So far, the league hasn’t taken any public action against Stallworth, although the Philadelphia Inquirer reported two years ago that he was in the NFLs Substance abuse program for unknown reasons.
MADD isn’t the only group watching how the NFL is handling the situation and drunk driving after Goodell privately acknowledged it’s an annoying problem.
“I think this is perhaps a case that escaped the NFL’s tightened rules and regulations,” said Dave Czesniuk, operations director of Northeastern University’s highly regarded Sport in Society program. “…I think the NFL is under a little pressure across the board when it comes to alcohol: overconsumption at games and who has access to it and how a sport has historically been associated with overconsumption.”
Cutting ties with the alcohol industry would be a costly move for the NFL. In 2005, Coors paid the league $500 million to remain the official beer of the NFL through 2010.
The deal caught the attention of critics. What has garnered less attention is a program to reduce DUIs among NFL players.
In 2006, an off-duty police officer in San Diego began tracking Steve Foley(Remarks), then a linebacker with that San Diego chargers. Suspecting Foley was driving while intoxicated, the officer ordered Foley to stop and shot Foley after the player allegedly ignored the officer.
Shaken by the incident, a San Diego police officer joined forces with the then-Chargers running back Lorenzo Neale(Remarks) and started a business that makes sure drunk NFL players get home safely. Safe Ride Solutions, a company supported by the NFL, uses current and former law enforcement officers to drive players home in players’ own vehicles.
The company’s success depends in large part on confidentiality, said Gary Lawrence, the police detective who came up with the idea.
“They don’t want the owners to see them in a negative light when they use the service,” Lawrence said. “You don’t want them to think they have a drinking problem if they don’t.”
The Chargers were the first NFL team to use Safe Ride Solutions. Though the NFL leaves the decision up to teams, a league spokesman said 75 percent of teams are now using such services.

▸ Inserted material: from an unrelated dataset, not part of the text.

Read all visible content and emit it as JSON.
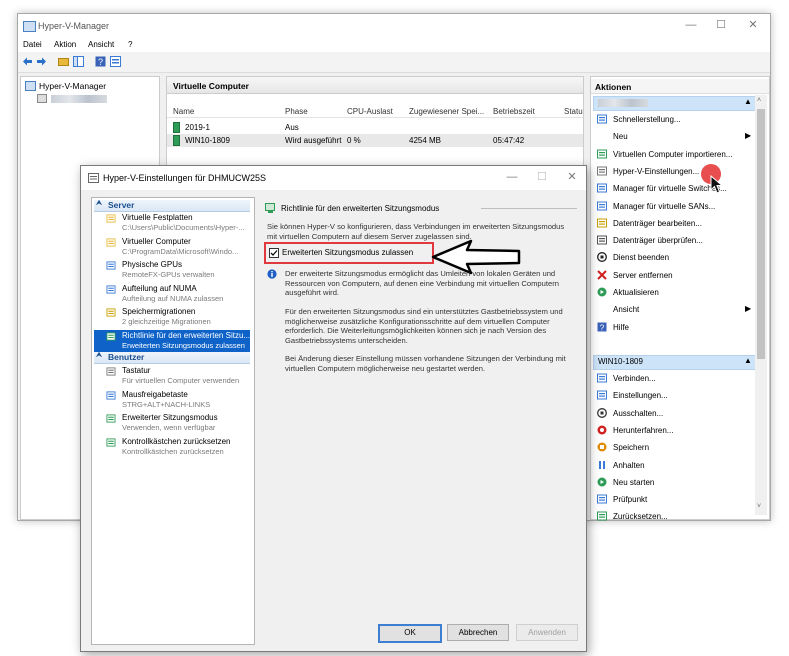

“I think it would be a really good idea to do something like this league-wide,” said Richard Lapchick, who is considered one of the nation’s foremost experts on social issues in sport. “It would put an exclamation point on the issue of the league itself.”
Instead, the punctuation remains a question mark as the league continues to grapple with the issue.
About 18 players have been arrested for drunk driving in each of the last three seasons, according to a league source, who agreed to speak on condition of anonymity. Wise said she remembered Haynes, citing an average of 30 such arrests a year.
Little has amassed 81 sacks in his career … and some bad publicity.
Based on both numbers, statistics show that the arrest rate for NFL players is lower than the national rate for males ages 21 to 35, a group responsible for a disproportionate number of DUI arrests.
However, Wise said her discussions with the league board, which initiated discussions with MADD, made it clear where Goodell stood on the issue.
“The commissioner was pretty good at that and really wanted to be more aggressive about it,” Wise said.
Under current NFL policy, a player convicted of drunk driving can be fined up to $50,000. Repeat offenders face a ban. Now, NFL lawbreakers appear to be facing an increased prospect of more serious consequences.
Earlier this month, for example, the Saints of New Orleans two players released less than 48 hours after their arrest for allegedly being drunk and having exposed themselves to two women in a parking lot. Teams are quicker to dump players after arrests, but mostly when those players are expendable backups.
Stallworth, on the other hand, earned a $4.5 million roster bonus the day before the accident.
While MADD awaits how the NFL handles Stallworth’s situation, it also awaits a response from the league to her proposal.
“Clearly, the NFL is a leader in our country and we look forward to building a mutually beneficial relationship,” Wise said. “…We’re cautiously optimistic.”